EU officials have persuaded Iraq to suspend direct flights to Minsk, although Iraqis can still transit into Belarus through other countries and obtain entry visas on arrival in the Belarusian capital.
Poland’s response to the migrants has been particularly harsh, with human rights groups accusing Warsaw of refusing to process asylum applications and deporting them back to Belarus after being detained. Belarusian officials have also accused Poland of pushing migrants to its border.
Polish officials did not respond to a request for comment. Polish customs data shows hundreds of people trying to cross the Polish border with 483 attempts on Monday alone.
Six people have died after crossing the Polish border since late summer, according to Marta Gorczynska, a human rights lawyer for refugee advocacy organization Grupa Granica or Border Group.
The deaths in Brussels have triggered growing alarm over measures being used by Warsaw to keep migrants out.
In recent years, the bloc has become increasingly concerned that countries such as Turkey, Belarus and Russia may use the issue to cause political damage to the bloc.
Many migrants share tales of desperation as the crisis unfolds.
Balsam Abdul Sattar Khalaf traveled from Iraq to Belarus on August 31, aiming to reach Germany or the Netherlands “just to breathe clean air and live a safe life away from dangers,” he said.
Speaking on the phone through an interpreter, the former Baghdad police officer and Sunni Muslim said he fled to Iraq after being threatened by a Shia Muslim militia that killed three of his brothers and killed his wife, who was a Shia. was forced to divorce.
Mr Khalaf, 55, said he traveled to Belarus with eight of his family members, including four grandchildren under the age of 10. His two sons had already gone to Europe, he said.
Upon arrival in Minsk, the family rented an apartment for $ 40 per day. A smuggler in Poland promised that once they crossed the Belarusian border, a taxi would be waiting to take them to Germany, Mr Khalaf said.
He said he paid the smuggler €12,000, the equivalent of about $14,000, but once he arrived in Minsk he could not contact him by phone to complete transport arrangements.
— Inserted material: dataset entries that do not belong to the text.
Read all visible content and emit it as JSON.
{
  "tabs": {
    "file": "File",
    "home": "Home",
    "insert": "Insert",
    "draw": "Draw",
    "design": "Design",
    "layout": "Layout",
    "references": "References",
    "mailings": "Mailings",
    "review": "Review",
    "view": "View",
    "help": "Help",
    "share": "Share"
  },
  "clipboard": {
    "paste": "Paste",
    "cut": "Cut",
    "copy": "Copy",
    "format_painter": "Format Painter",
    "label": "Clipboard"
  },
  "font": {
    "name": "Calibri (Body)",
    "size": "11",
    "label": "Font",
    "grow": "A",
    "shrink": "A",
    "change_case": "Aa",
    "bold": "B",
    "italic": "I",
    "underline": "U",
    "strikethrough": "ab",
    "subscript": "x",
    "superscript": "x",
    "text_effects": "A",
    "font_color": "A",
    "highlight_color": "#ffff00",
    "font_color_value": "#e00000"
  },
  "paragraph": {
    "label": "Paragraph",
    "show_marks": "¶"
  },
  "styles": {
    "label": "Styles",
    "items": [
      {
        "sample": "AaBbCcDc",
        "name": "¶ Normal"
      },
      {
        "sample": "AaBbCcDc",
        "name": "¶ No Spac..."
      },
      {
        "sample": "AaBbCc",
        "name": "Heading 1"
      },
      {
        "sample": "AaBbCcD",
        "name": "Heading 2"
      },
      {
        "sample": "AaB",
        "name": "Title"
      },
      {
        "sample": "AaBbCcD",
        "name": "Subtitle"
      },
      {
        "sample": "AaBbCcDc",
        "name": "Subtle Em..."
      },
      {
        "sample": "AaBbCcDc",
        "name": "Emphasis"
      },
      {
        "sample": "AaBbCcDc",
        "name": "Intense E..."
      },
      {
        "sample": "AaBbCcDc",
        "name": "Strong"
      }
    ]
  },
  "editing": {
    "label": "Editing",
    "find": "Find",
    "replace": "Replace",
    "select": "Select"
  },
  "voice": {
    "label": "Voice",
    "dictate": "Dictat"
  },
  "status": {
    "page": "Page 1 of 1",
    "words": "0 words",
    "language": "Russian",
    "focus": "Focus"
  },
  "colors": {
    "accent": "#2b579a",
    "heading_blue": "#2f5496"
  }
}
After two weeks, the family paid a regular taxi $600 to take them to Belarus’s border with Poland. They were taken to an area near a forest, from where they trekked for about a day, before reaching the border, Mr Khalaf said.
They were met by military personnel who had previously promised to help the family cross the border, Mr Khalaf said. But soldiers, some of whom identified themselves as reservists of the Russian army, detained him. The Russian Defense Ministry did not immediately respond to a request for comment.
“They beat us with sticks, they took our money saying they would bring us food, milk and baby diapers, but they lied,” Mr Khalaf said. “They only brought us a barrel of dirty water.”
The family was kept in the wild for more than a week along with about 200 other Middle Eastern and African migrants. The children cried day and night from hunger, said Mr. Khalaf. His family ate the leftover scraps thrown in the dustbins by the soldiers.
They fled the detention area on Wednesday night, entering the woods on the Polish side of the border, where smugglers arranged for a car to meet them several miles away and take them to Germany less than eight hours away.
They ran for miles into the woods, but Mr Khalaf, who had previously suffered a heart attack, could not stop. He told his family that he remained without her as he lived in the Polish forest.
On Thursday, his daughter called to say that he and his family had managed to reach Germany.
“I am very happy for them,” said Mr. Khalaf, as he prepared to continue the forest trek to a place where he expected a car waiting to take him again with his family. may have been.
—Ghasan Adnan in Baghdad, Valentina Ochirova in Moscow and Drew Hinshaw in Warsaw contributed to this article.